Problem requirements
Copy out all lines of the records in which the word "headline" appears.

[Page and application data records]
★ ★ ★

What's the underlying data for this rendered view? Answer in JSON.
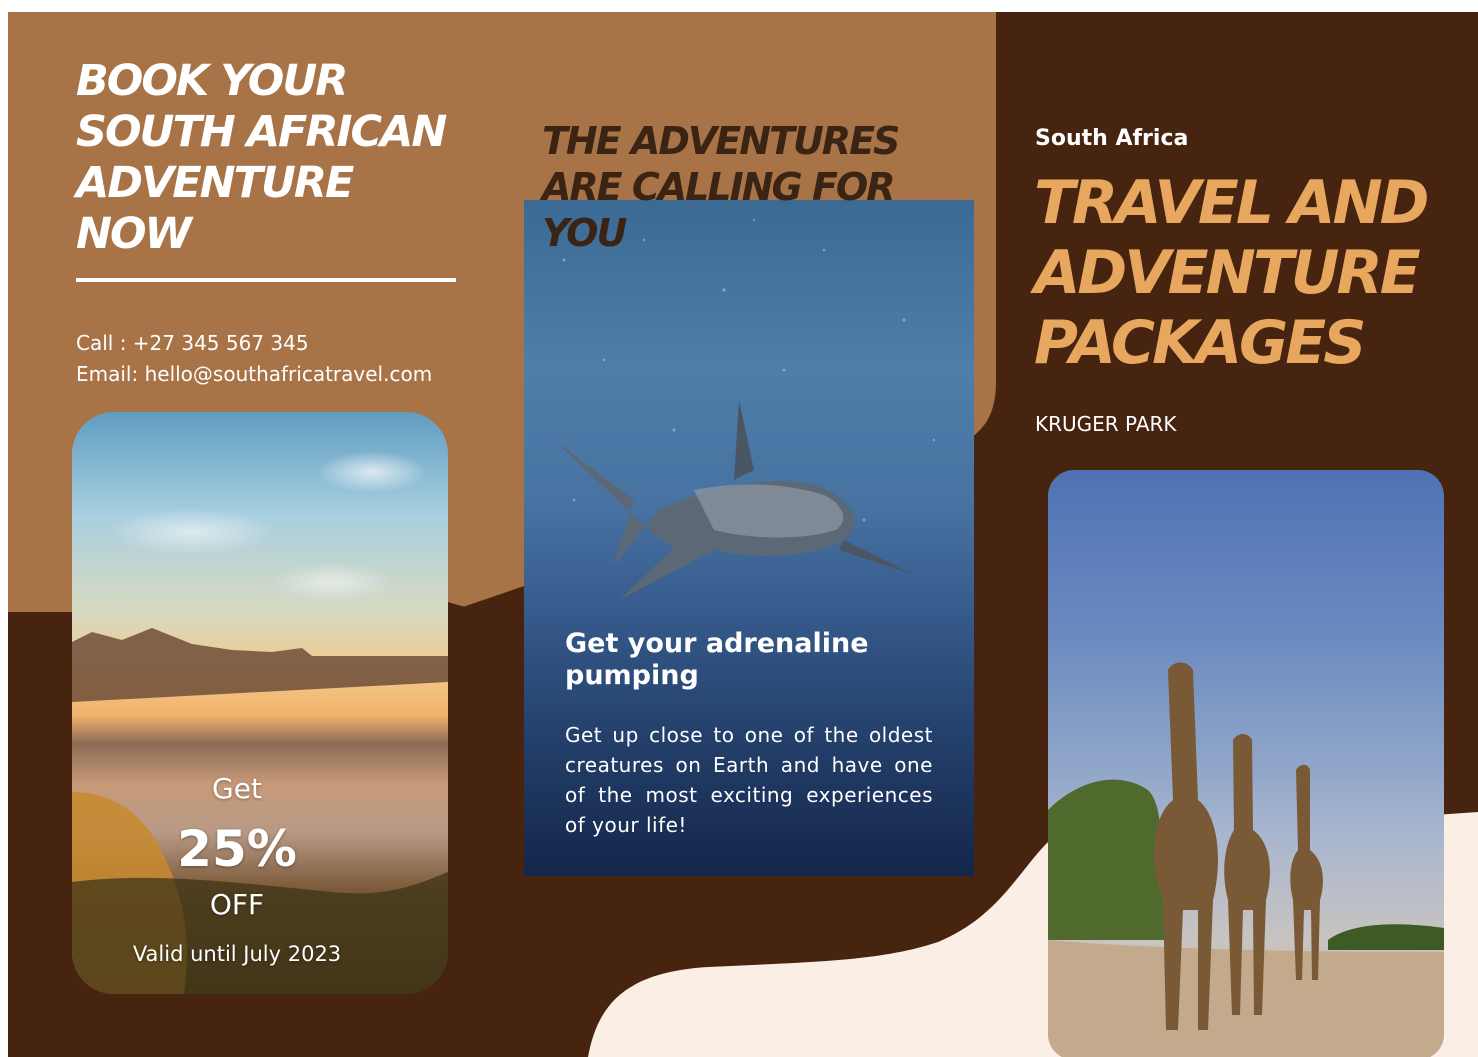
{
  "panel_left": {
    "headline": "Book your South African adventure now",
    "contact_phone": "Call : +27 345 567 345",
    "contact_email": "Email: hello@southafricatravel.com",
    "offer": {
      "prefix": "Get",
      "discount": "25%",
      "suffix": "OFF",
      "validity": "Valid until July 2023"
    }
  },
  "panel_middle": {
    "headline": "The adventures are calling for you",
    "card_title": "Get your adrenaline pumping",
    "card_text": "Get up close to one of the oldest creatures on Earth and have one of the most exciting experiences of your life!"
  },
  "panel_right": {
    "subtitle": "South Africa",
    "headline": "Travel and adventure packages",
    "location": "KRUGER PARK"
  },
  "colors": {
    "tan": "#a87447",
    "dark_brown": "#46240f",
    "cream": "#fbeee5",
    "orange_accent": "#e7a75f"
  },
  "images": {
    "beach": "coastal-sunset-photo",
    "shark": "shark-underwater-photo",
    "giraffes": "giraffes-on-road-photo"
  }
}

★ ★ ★

The completed task
    "headline": "Book your South African adventure now",
    "headline": "The adventures are calling for you",
    "headline": "Travel and adventure packages",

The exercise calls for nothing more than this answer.